Undergrads Receive NSF Graduate Research Fellowships
ChE undergraduates Nick Davy, Frankie Pelaez and Dmitriy Zhukov have been awarded Graduate Research Fellowships from the National Science Foundation (NSF) to support their higher education and further research-including projects that could lower fuel prices, improve cancer research and fight infectious diseases.
The highly competitive fellowships provide support for three years that includes annual stipends of $30,000, full tuition, medical insurance coverage, opportunities for international research and professional development and TeraGrid Supercomputer access.
Nick Davy hopes to use his fellowship to research C02 reduction to fuels or photoelectrocatalysis of water splitting for hydrogen production at Princeton University.
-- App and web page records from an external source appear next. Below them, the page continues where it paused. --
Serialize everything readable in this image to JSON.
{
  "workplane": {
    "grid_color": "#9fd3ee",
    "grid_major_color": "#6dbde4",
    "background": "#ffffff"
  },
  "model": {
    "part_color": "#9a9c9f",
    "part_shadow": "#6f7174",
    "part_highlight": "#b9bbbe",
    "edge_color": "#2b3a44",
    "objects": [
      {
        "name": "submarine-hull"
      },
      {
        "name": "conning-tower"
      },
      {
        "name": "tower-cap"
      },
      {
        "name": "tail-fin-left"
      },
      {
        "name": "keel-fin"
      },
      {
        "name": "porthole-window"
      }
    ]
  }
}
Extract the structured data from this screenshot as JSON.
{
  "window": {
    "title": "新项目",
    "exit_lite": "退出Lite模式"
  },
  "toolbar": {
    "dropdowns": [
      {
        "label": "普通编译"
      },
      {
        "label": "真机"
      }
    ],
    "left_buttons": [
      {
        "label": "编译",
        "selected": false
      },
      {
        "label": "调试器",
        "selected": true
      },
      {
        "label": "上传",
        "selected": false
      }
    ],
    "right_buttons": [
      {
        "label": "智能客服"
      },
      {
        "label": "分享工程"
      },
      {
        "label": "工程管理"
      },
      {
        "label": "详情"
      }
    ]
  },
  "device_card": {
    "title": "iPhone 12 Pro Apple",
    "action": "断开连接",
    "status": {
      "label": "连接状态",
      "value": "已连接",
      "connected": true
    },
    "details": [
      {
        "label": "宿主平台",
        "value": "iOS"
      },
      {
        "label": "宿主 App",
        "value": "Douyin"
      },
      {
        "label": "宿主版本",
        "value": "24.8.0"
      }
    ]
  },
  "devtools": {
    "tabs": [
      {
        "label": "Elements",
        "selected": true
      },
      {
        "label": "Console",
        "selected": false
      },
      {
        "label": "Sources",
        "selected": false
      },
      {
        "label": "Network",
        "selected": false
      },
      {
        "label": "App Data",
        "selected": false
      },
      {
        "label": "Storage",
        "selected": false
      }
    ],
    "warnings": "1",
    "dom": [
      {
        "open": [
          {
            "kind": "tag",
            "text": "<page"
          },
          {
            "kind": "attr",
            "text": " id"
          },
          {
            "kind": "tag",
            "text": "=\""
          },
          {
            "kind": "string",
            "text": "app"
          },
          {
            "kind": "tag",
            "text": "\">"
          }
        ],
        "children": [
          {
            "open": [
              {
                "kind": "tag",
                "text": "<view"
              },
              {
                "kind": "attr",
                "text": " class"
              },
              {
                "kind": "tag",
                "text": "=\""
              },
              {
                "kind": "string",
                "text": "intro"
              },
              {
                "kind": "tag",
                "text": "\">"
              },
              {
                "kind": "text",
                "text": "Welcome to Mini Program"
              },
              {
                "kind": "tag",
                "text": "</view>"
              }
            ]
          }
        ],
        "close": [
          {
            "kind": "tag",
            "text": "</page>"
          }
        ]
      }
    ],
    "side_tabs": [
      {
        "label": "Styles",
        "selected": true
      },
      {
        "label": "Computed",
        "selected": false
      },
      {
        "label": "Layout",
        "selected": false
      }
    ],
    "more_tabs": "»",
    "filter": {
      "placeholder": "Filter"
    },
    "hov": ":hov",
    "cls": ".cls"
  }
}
“Methods for transforming carbon dioxide into a source of fuel, such as methane or methanol, could offer an attractive way to decrease atmospheric concentrations of greenhouse gases,” Davy said.
“Sustainably produced fuels could be integrated into existing natural gas infrastructure to supplement and eventually replace fossil fuels. This technology could mean consistently low home heating costs, or affordable, sustainable fuels at the pump.”
The University of Minnesota-Twin Cities’ graduate program is pleased to host Frankie Pelaez starting this fall. Pelaez is interested in studying the structure and dynamics of DNA in nanochannels, which affects its dynamics, or movement.
“With nanochannels, we can observe and quantify the dynamics of individual strands of DNA,” said Pelaez. “We can also separate DNA individually based on size. The better we understand this, the better we can engineer systems to separate and analyze DNA. Finding smaller and cheaper ways to analyze DNA will lead to better cancer research that is more affordable.”
Dmitriy Zhukov will work on design of microfluidic technology for diagnosis of infectious diseases at the California Institute of Technology.
“Although treatment is available for some widespread infectious diseases, such as HIV/AIDS, the main impediment to controlling these epidemics is the deficiency of current diagnostic technology in many affected regions of the world,” said Zhukov.
“I will be working to improve diagnostic tools to make them compact, inexpensive, and capable of operating outside of ideal lab conditions. Early diagnosis and disease flare monitoring can put an end to some outbreaks and significantly improve the prognosis for affected patients.”
Students like Davy, Pelaez and Zhukov contribute to a culture of excellence that led UT Austin’s Cockrell School of Engineering to rank second in the nation for the number of NSF fellowship recipients this year.
The students credit hard work and dedication for much of their success, but also their mentors.
“At the highest level of competition, everyone is talented,” said Davy. “Hard work and creativity are what can separate you from the pack. The importance of discipline and hard work shouldn’t be underestimated.
What will they miss about UT?
|I will miss the people the most-it’s the people that make UT such a warm and vibrant atmosphere. I’ll also miss Austin as a whole, and, of course, Texas football–Nick Davy I will miss the tower. It’s weird, but seeing a huge tower lit up in burnt orange never gets old. Towers at other schools don’t compare. I will miss faculty and staff too-they’ve been very supportive–Frankie Pelaez The intellectual resources and the community. There is always something going on, and it is hard not to get involved–Dmitriy Zhukov|
“Additionally, the mentors I had while at UT were very influential. They shaped my character, my direction, and, ultimately, my future.”
Pelaez echoed Davy’s sentiment. “You don’t have to be smart, rich, lucky, or the best to be successful here,” he said. “Studying chemical engineering requires a lot of sacrifices, but patience and hard work go a long way.
“Time here at UT is a once in a lifetime opportunity-everyone should make the most of it.”
Tags: Department of Chemical Engineering, Dmitriy Zhukov, Frankie Pelaez, grants, National Science Foundation, Nick Davy, NSF Graduate Research Fellowship, Princeton University, The University of Texas at Austin